Suicide is a leading cause of death in Scotland among people aged 15-34 years. Every day, around two people in Scotland die by suicide from all ages, genders and cultures. Suicide Prevention Week is a chance to think about this last societal taboo – and how we can prevent people from taking their own lives.
Over the past few years Includem has worked with young people and their families to reduce self-harm and thoughts about suicide. The relationship between our focused support work and the impact it has on families can’t be underestimated because we know that families are pivotal in the whole process. By identifying early those young people who may be at risk of suicide we can provide the right support – before it’s too late.
An important part of this work is encouraging people not to be afraid to discuss suicide – to talk about their feelings and to listen to why they are feeling the way they are feeling. We need to systematically undermine the levels of taboo around self-harm and suicide so people take advantage of the support services that are out there. Only by becoming more accepting and less judgemental as a society can we create a culture where people are open about their emotional wellbeing and willing to ask for help.
One of the other messages we convey in our training is the importance of supporting staff who work in challenging environments. Our project workers operate in highly stressful environments with challenging and complex cases and they need to be confident enough to create an open atmosphere were these issues can be discussed.
Includem works with vulnerable young people who find themselves in a range of difficult circumstances. One such young person, Charlotte, was referred to us as she was a risk to others and to herself. She misused drugs and alcohol and had regular thoughts of self-harm and suicide. By providing a safe space and a round-the-clock support helpline, we encouraged Charlotte to a place where she could manage her emotions and come up with alternative coping strategies to self-harm. This was far from a straightforward process – involving regular emotional support via our helpline, focused cognitive work and intensive face-to-face support but the end result was that Charlotte was no longer a risk to others or herself.

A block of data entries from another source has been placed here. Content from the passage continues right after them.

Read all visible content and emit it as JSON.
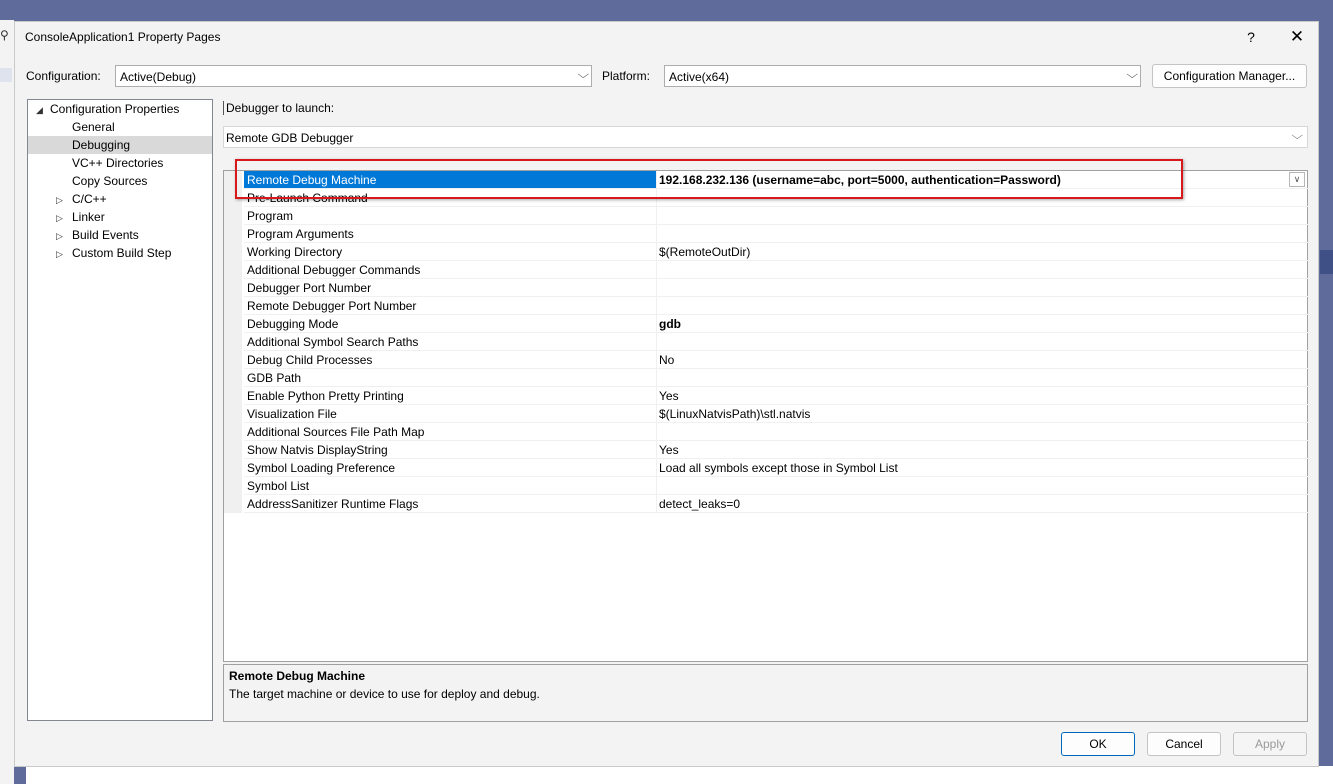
{
  "window": {
    "title": "ConsoleApplication1 Property Pages",
    "help_label": "?",
    "close_label": "✕",
    "background_search_glyph": "⚲"
  },
  "config_bar": {
    "configuration_label": "Configuration:",
    "configuration_value": "Active(Debug)",
    "platform_label": "Platform:",
    "platform_value": "Active(x64)",
    "manager_button": "Configuration Manager..."
  },
  "tree": {
    "items": [
      {
        "label": "Configuration Properties",
        "expander": "◢"
      },
      {
        "label": "General"
      },
      {
        "label": "Debugging"
      },
      {
        "label": "VC++ Directories"
      },
      {
        "label": "Copy Sources"
      },
      {
        "label": "C/C++",
        "expander": "▷"
      },
      {
        "label": "Linker",
        "expander": "▷"
      },
      {
        "label": "Build Events",
        "expander": "▷"
      },
      {
        "label": "Custom Build Step",
        "expander": "▷"
      }
    ]
  },
  "debugger": {
    "launch_label": "Debugger to launch:",
    "launch_value": "Remote GDB Debugger"
  },
  "properties": [
    {
      "name": "Remote Debug Machine",
      "value": "192.168.232.136 (username=abc, port=5000, authentication=Password)"
    },
    {
      "name": "Pre-Launch Command",
      "value": ""
    },
    {
      "name": "Program",
      "value": ""
    },
    {
      "name": "Program Arguments",
      "value": ""
    },
    {
      "name": "Working Directory",
      "value": "$(RemoteOutDir)"
    },
    {
      "name": "Additional Debugger Commands",
      "value": ""
    },
    {
      "name": "Debugger Port Number",
      "value": ""
    },
    {
      "name": "Remote Debugger Port Number",
      "value": ""
    },
    {
      "name": "Debugging Mode",
      "value": "gdb"
    },
    {
      "name": "Additional Symbol Search Paths",
      "value": ""
    },
    {
      "name": "Debug Child Processes",
      "value": "No"
    },
    {
      "name": "GDB Path",
      "value": ""
    },
    {
      "name": "Enable Python Pretty Printing",
      "value": "Yes"
    },
    {
      "name": "Visualization File",
      "value": "$(LinuxNatvisPath)\\stl.natvis"
    },
    {
      "name": "Additional Sources File Path Map",
      "value": ""
    },
    {
      "name": "Show Natvis DisplayString",
      "value": "Yes"
    },
    {
      "name": "Symbol Loading Preference",
      "value": "Load all symbols except those in Symbol List"
    },
    {
      "name": "Symbol List",
      "value": ""
    },
    {
      "name": "AddressSanitizer Runtime Flags",
      "value": "detect_leaks=0"
    }
  ],
  "description": {
    "title": "Remote Debug Machine",
    "text": "The target machine or device to use for deploy and debug."
  },
  "buttons": {
    "ok": "OK",
    "cancel": "Cancel",
    "apply": "Apply"
  },
  "colors": {
    "selection": "#0078d7",
    "highlight_box": "#d7191c"
  }
}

We all have to take some responsibility for combatting the stigma around suicide. There are many organisations out there supporting those who are able to speak up and when we as a society step up and stamp out the stigma around this last taboo we’ll save the lives of many more hundreds of people each year.